Jesus Zamora Pierce, President of the Mexican Academy of Penal Science, indicated that the ruling may facilitate changes to abortion laws in other Mexican states. It may also increase the availability of abortion services at government-run hospitals, which mainly service the poor. Many poor women are unable to obtain abortions because government-funded hospitals did not offer such services, and these women could not pay for the procedure at private clinics, where many wealthier women obtained abortions.
GIRE estimates that approximately one million Mexican women obtain abortions each year, despite the fact the abortion is illegal in most cases. They also estimate that about 1500 women die from complications related to clandestine abortions.
Media Resources: Women’s Enews 2/7/02; Reuters 9/2001

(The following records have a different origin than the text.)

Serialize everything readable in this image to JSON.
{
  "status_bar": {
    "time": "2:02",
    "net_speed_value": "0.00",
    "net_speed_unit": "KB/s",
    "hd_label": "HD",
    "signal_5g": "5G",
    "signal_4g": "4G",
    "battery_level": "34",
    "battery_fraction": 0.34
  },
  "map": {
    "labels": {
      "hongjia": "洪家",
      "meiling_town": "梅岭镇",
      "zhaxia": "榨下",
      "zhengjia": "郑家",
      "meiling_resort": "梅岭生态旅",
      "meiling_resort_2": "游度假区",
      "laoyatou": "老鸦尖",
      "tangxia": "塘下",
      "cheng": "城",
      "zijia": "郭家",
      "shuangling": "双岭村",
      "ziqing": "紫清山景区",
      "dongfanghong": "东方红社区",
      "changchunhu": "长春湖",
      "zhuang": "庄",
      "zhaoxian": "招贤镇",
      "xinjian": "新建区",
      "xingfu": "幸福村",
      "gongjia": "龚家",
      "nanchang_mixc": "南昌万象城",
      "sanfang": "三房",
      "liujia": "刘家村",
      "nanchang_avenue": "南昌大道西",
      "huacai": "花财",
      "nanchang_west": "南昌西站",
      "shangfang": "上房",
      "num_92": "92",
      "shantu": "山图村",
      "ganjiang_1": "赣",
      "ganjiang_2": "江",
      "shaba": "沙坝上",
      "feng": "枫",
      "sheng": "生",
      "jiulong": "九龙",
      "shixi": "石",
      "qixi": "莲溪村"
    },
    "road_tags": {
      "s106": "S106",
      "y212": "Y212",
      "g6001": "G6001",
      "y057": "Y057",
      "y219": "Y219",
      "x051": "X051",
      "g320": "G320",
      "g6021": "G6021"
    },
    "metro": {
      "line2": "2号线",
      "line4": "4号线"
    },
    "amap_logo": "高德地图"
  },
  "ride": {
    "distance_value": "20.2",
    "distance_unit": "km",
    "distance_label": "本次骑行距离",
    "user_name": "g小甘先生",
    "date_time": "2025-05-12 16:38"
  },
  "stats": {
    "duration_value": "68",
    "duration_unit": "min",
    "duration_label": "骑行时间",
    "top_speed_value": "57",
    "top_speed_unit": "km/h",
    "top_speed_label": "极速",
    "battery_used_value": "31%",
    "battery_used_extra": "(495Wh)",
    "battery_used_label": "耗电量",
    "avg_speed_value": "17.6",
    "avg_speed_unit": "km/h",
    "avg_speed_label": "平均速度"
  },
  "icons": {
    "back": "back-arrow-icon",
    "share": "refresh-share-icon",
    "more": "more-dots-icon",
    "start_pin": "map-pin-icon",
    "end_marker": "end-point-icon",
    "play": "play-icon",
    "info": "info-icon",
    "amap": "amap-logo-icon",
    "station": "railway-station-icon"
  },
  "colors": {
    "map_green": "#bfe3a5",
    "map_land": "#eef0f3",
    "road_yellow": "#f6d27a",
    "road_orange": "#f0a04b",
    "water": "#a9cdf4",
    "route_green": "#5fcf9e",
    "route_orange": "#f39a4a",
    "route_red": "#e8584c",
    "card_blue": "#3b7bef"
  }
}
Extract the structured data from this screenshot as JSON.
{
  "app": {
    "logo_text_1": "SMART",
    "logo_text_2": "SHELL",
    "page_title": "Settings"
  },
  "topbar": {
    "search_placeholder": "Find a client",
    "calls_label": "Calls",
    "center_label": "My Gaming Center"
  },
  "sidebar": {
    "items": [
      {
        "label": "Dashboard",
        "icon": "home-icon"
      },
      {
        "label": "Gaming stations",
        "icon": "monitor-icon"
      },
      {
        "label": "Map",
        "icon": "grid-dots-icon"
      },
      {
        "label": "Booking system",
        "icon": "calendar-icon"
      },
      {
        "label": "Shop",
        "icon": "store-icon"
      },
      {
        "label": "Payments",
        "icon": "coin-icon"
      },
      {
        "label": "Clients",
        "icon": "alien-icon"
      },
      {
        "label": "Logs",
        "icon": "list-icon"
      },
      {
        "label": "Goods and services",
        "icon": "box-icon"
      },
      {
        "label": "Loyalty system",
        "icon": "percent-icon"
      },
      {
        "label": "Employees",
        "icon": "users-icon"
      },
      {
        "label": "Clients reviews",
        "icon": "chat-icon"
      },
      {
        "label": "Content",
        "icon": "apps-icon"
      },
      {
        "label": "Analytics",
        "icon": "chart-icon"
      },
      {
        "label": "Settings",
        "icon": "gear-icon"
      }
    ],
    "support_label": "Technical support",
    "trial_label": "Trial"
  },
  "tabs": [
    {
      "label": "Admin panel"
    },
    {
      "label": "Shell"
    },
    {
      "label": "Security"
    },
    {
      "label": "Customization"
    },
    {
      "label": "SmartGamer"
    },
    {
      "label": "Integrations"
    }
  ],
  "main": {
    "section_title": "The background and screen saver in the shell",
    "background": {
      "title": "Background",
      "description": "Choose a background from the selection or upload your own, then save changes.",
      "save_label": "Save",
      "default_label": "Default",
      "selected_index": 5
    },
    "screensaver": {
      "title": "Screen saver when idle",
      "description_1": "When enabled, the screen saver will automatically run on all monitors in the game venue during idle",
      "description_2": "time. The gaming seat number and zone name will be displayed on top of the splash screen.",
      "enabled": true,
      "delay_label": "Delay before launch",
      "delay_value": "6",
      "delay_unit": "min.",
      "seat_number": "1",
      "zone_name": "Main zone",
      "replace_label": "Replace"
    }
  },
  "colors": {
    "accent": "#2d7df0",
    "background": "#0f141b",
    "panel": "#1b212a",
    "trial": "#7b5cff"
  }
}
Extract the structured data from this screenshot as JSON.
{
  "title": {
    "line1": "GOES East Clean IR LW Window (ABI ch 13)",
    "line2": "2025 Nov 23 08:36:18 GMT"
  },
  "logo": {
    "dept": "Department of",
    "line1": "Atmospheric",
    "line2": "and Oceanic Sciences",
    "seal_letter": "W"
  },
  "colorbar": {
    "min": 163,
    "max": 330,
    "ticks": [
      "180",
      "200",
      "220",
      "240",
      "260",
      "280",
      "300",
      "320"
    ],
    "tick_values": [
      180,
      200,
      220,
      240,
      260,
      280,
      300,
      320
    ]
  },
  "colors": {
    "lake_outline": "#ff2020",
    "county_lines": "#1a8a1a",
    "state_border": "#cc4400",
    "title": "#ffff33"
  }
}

2/27/2015 This Bipartisan Bill Will Hold Colleges Accountable for Ending Campus Sexual Assault - A bipartisan bill aimed at holding colleges and universities accountable for rape and sexual assault cases was introduced in Congress yesterday, spearheaded by Senator Kirsten Gillibrand (D-NY).
Some of the Campus Accountability and Safety Act's key key provisions include a requirement of confidential reporting systems on colleges and universities, minimum training requirements for campus personnel, and stricter penalties for schools found to be in violation of Title IX or the Clery Act. . . .
2/26/2015 If This Bill Passes Federal Law Will Add Consent to Sex Ed Curriculums - Right now, federal law does not require health or sex education to include sexual assault prevention - but that could change with a new bill introduced by Senators Claire McCaskill (D-MO) and Tim Kaine (D-VA).
The Teach Safe Relationships Act of 2015, which was introduced earlier this month, would require all public secondary schools in the country to include teaching "safe relationship behavior" in order to help prevent domestic violence and sexual assault. . . .